▶ **Task instructions**: In the data below, how many lines include the string "heading"? Give only the number.
============================================================
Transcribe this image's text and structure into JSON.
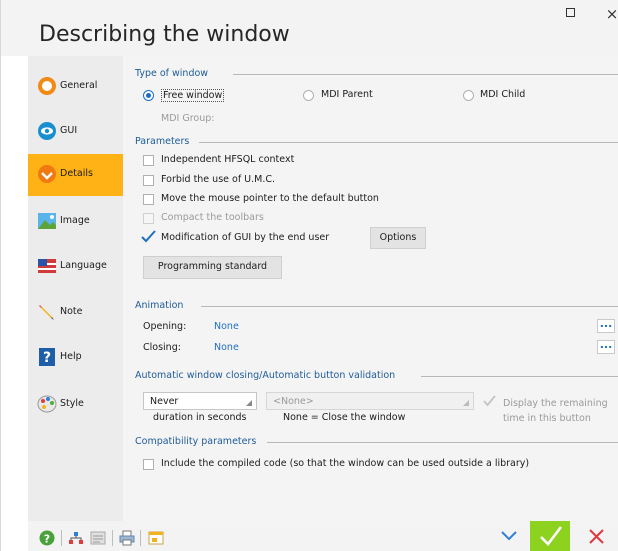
{
  "window": {
    "title": "Describing the window",
    "buttons": {
      "maximize": "maximize",
      "close": "×"
    }
  },
  "sidebar": {
    "items": [
      {
        "label": "General",
        "icon": "general-icon",
        "active": false
      },
      {
        "label": "GUI",
        "icon": "eye-icon",
        "active": false
      },
      {
        "label": "Details",
        "icon": "details-icon",
        "active": true
      },
      {
        "label": "Image",
        "icon": "image-icon",
        "active": false
      },
      {
        "label": "Language",
        "icon": "language-icon",
        "active": false
      },
      {
        "label": "Note",
        "icon": "pencil-icon",
        "active": false
      },
      {
        "label": "Help",
        "icon": "help-icon",
        "active": false
      },
      {
        "label": "Style",
        "icon": "palette-icon",
        "active": false
      }
    ],
    "active_color": "#ffb215"
  },
  "type_of_window": {
    "heading": "Type of window",
    "options": [
      "Free window",
      "MDI Parent",
      "MDI Child"
    ],
    "selected": "Free window",
    "mdi_group_label": "MDI Group:"
  },
  "parameters": {
    "heading": "Parameters",
    "items": [
      {
        "label": "Independent HFSQL context",
        "checked": false,
        "enabled": true
      },
      {
        "label": "Forbid the use of U.M.C.",
        "checked": false,
        "enabled": true
      },
      {
        "label": "Move the mouse pointer to the default button",
        "checked": false,
        "enabled": true
      },
      {
        "label": "Compact the toolbars",
        "checked": false,
        "enabled": false
      },
      {
        "label": "Modification of GUI by the end user",
        "checked": true,
        "enabled": true
      }
    ],
    "options_button": "Options",
    "programming_standard_button": "Programming standard"
  },
  "animation": {
    "heading": "Animation",
    "opening_label": "Opening:",
    "opening_value": "None",
    "closing_label": "Closing:",
    "closing_value": "None",
    "more_button": "..."
  },
  "auto_close": {
    "heading": "Automatic window closing/Automatic button validation",
    "duration_value": "Never",
    "duration_caption": "duration in seconds",
    "target_placeholder": "<None>",
    "target_caption": "None = Close the window",
    "remaining_line1": "Display the remaining",
    "remaining_line2": "time in this button"
  },
  "compatibility": {
    "heading": "Compatibility parameters",
    "include_compiled": "Include the compiled code (so that the window can be used outside a library)"
  },
  "colors": {
    "accent": "#1e6fc4",
    "ok": "#8cd21e",
    "cancel": "#e0383e"
  }
}
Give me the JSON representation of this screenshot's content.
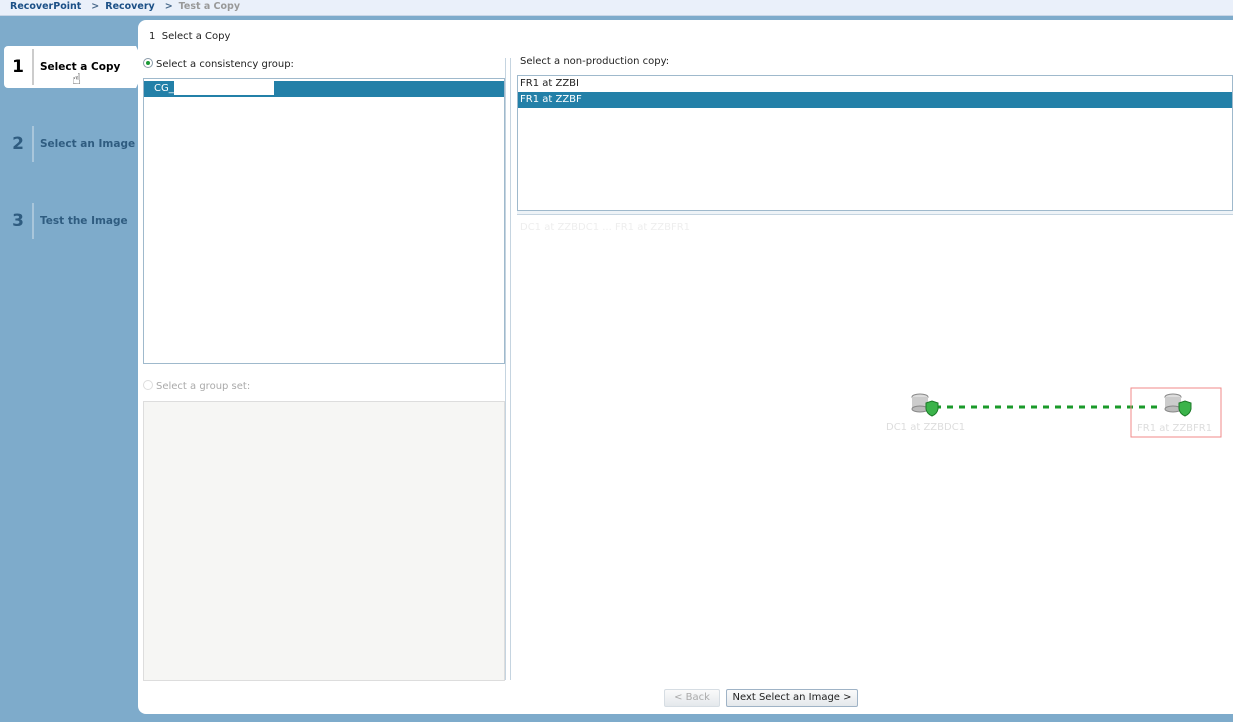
{
  "breadcrumb": [
    "RecoverPoint",
    "Recovery",
    "Test a Copy"
  ],
  "breadcrumb_sep": ">",
  "steps": [
    {
      "num": "1",
      "label": "Select a Copy"
    },
    {
      "num": "2",
      "label": "Select an Image"
    },
    {
      "num": "3",
      "label": "Test the Image"
    }
  ],
  "panel_title": "1  Select a Copy",
  "left": {
    "cg_label": "Select a consistency group:",
    "cg_items": [
      "CG_"
    ],
    "group_set_label": "Select a group set:"
  },
  "right": {
    "copy_label": "Select a non-production copy:",
    "copies": [
      "FR1 at ZZBI",
      "FR1 at ZZBF"
    ],
    "info_text": "DC1 at ZZBDC1 ... FR1 at ZZBFR1"
  },
  "diagram": {
    "nodes": [
      {
        "label": "DC1 at ZZBDC1",
        "status": "ok"
      },
      {
        "label": "FR1 at ZZBFR1",
        "status": "ok",
        "selected": true
      }
    ],
    "link_color": "#1a9a2a"
  },
  "buttons": {
    "back": "< Back",
    "next": "Next Select an Image >"
  },
  "colors": {
    "selection": "#2380a8",
    "sidebar": "#7eabcb"
  }
}
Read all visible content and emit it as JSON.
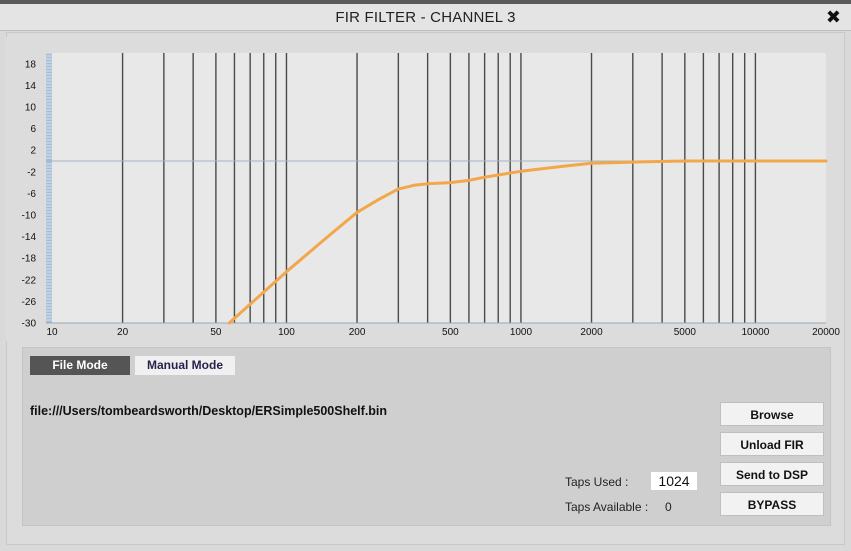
{
  "window": {
    "title": "FIR FILTER - CHANNEL 3",
    "close_glyph": "✖"
  },
  "colors": {
    "plot_bg": "#e8e8e8",
    "curve": "#f2a74a",
    "vline": "#4a4a4a",
    "zero_line": "#a8b4c4",
    "panel_bg": "#cfcfcf"
  },
  "chart_data": {
    "type": "line",
    "xscale": "log",
    "xlim": [
      10,
      20000
    ],
    "ylim": [
      -30,
      20
    ],
    "x_ticks": [
      10,
      20,
      50,
      100,
      200,
      500,
      1000,
      2000,
      5000,
      10000,
      20000
    ],
    "y_ticks": [
      18,
      14,
      10,
      6,
      2,
      -2,
      -6,
      -10,
      -14,
      -18,
      -22,
      -26,
      -30
    ],
    "reference_line_y": 0,
    "grid_vlines_hz": [
      20,
      30,
      40,
      50,
      60,
      70,
      80,
      90,
      100,
      200,
      300,
      400,
      500,
      600,
      700,
      800,
      900,
      1000,
      2000,
      3000,
      4000,
      5000,
      6000,
      7000,
      8000,
      9000,
      10000
    ],
    "series": [
      {
        "x": [
          57,
          70,
          100,
          150,
          200,
          250,
          300,
          350,
          400,
          500,
          600,
          700,
          800,
          1000,
          1500,
          2000,
          3000,
          5000,
          10000,
          20000
        ],
        "y": [
          -30,
          -26.5,
          -20.5,
          -14,
          -9.5,
          -7,
          -5.2,
          -4.5,
          -4.2,
          -4.0,
          -3.6,
          -3.0,
          -2.6,
          -1.9,
          -1.0,
          -0.4,
          -0.2,
          0,
          0,
          0
        ]
      }
    ]
  },
  "tabs": {
    "file_mode": "File Mode",
    "manual_mode": "Manual Mode"
  },
  "file": {
    "path": "file:///Users/tombeardsworth/Desktop/ERSimple500Shelf.bin"
  },
  "buttons": {
    "browse": "Browse",
    "unload": "Unload FIR",
    "send": "Send to DSP",
    "bypass": "BYPASS"
  },
  "taps": {
    "used_label": "Taps Used :",
    "used_value": "1024",
    "available_label": "Taps Available :",
    "available_value": "0"
  }
}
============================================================
▶ **Solution to this problem**: 5